And I’m glad it’s being sued.
Iowa State University’s speech policies place strict limits on the ways in which students can express support for political candidates — and now, thankfully, the school is being sued over it.
According to a piece in The College Fix, Iowa State bans writing political messages in chalk on its sidewalks, as well as student emails supporting candidates and campaigns. (Interestingly enough, as The Fix also notes, it does allow emails opposing them.)
In response to these policies (as well as to the school’s Campus Climate Reporting System), the pro-free-speech nonprofit Speech First filed a federal lawsuit against the taxpayer-funded school on Thursday, arguing that the school’s policies violate both state law and students’ First and Fourteenth Amendment rights.
“One month out from a major political primary, students have been significantly — and unconstitutionally — burdened from participating in the political process,” Speech First president Nicole Neily said, according to The Fix.
The nonprofit is reportedly demanding permanent injunctions against the school’s policies on constitutional grounds, as well as preliminary injunctions to scrap the chalking and email bans before the Iowa caucuses, which take place February 3.
In response to an inquiry about the school’s treatment of speech, The Fix received a statement from the college’s president, Wendy Wintersteen. In the statement, Wintersteen gives the predictable defense: Certain speech, “while protected by the First Amendment, is also hurtful and harmful to many students,” and the school “takes seriously its obligation mandated by federal law to create and maintain a campus that is free from illegal discrimination and harassment.”
Wintersteen claimed that the campus has dealt with instances of “bigoted, hateful, racist, and anti-Semitic messaging.”

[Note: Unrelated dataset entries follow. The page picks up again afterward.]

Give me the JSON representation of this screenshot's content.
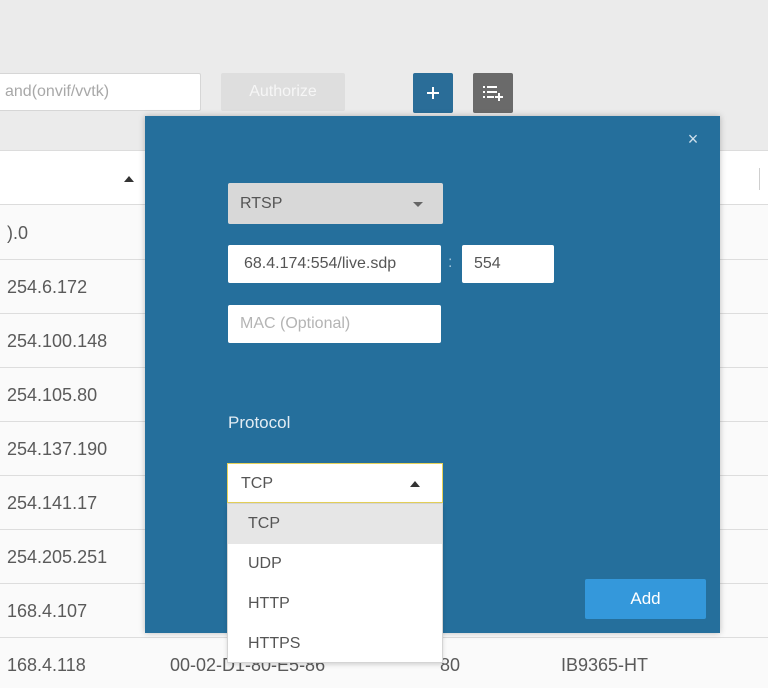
{
  "toolbar": {
    "credential_input_value": "and(onvif/vvtk)",
    "authorize_label": "Authorize",
    "add_device_icon": "plus-icon",
    "import_list_icon": "list-add-icon"
  },
  "table": {
    "rows": [
      {
        "ip": ").0",
        "mac": "",
        "port": "",
        "model": ""
      },
      {
        "ip": "254.6.172",
        "mac": "",
        "port": "",
        "model": ""
      },
      {
        "ip": "254.100.148",
        "mac": "",
        "port": "",
        "model": ""
      },
      {
        "ip": "254.105.80",
        "mac": "",
        "port": "",
        "model": ""
      },
      {
        "ip": "254.137.190",
        "mac": "",
        "port": "",
        "model": ""
      },
      {
        "ip": "254.141.17",
        "mac": "",
        "port": "",
        "model": ""
      },
      {
        "ip": "254.205.251",
        "mac": "",
        "port": "",
        "model": ""
      },
      {
        "ip": "168.4.107",
        "mac": "",
        "port": "",
        "model": ""
      },
      {
        "ip": "168.4.118",
        "mac": "00-02-D1-80-E5-86",
        "port": "80",
        "model": "IB9365-HT"
      }
    ]
  },
  "modal": {
    "close_glyph": "×",
    "stream_type": "RTSP",
    "url_value": "68.4.174:554/live.sdp",
    "port_separator": ":",
    "port_value": "554",
    "mac_placeholder": "MAC (Optional)",
    "protocol_label": "Protocol",
    "protocol_selected": "TCP",
    "protocol_options": [
      "TCP",
      "UDP",
      "HTTP",
      "HTTPS"
    ],
    "add_label": "Add"
  },
  "colors": {
    "modal_bg": "#256f9c",
    "add_button": "#3498db",
    "add_device_button": "#2a6d98",
    "focus_border": "#e6d25a"
  }
}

“Iowa State University will continue to champion the First Amendment in our efforts to create a campus where all individuals and ideas are welcome and included,” Wintersteen said.
According to Speech First, however, the school’s anti-chalking policy violates an Iowa law that states that a “member of the campus community who wishes to engage in noncommercial expressive activity in outdoor areas of campus shall be permitted to do so freely.” As for the school’s email policy — a violation of which, The Fix reports, can result in suspension from the campus email network, fines, and other disciplinary action — Speech First claims that it violates students’ constitutional rights by implementing content-and-viewpoint-based restrictions on protected speech. Finally, it argues that the school’s Campus Climate Reporting System also represents a constitutional violation.
Seeing as Iowa State is a public university, I would have a really hard time understanding how all of these policies could possibly be legal and constitutional. The thing is, though, even if I’m wrong (or, should I say, even if a judge disagrees with me), I still would have a hard time understanding how the university could ever think that these sorts of policies would be in the best interest of their students anyway.
Let me be clear: Speech First states that the school’s current policies are “irreparably harming countless students” and depriving them of the “opportunity to challenge, debate, and learn from the views and experiences of their classmates” — and I completely, wholeheartedly agree.
The school’s reason for these policies may be to ensure that its students are comfortable on campus, but what they’re really doing is ensuring that its students will be very uncomfortable once they leave. I understand the desire to protect students from awful things like racism and sexism, but banning all political chalking and politically supportive emails in an attempt to achieve this is like trying to kill a fly with a nuclear bomb.
College is supposed to be a place that prepares its students for the real world. That’s the entire purpose of attending! Learning how to be an engaged citizen is something that should be encouraged in this kind of environment, not restricted. After all, not only is political engagement an important part of our culture, it’s also an increasingly unavoidable one. In just a few short years (um, at least hopefully?) these now-students are going to leave campus — and, once they do, they’ll have no choice but to deal with politics. If they haven’t had the opportunity to practice this on campus, then they’re automatically going to have a much harder time once they’re off it.
The truth is, if Iowa State really wants to prepare its students for the future, then it needs to completely change its approach. Rather than forcing these young people to abruptly adapt to basic speech freedoms once they graduate, it should be encouraging them to develop them somewhere where the stakes are lower, and they have much easier access to guidance and support: on campus.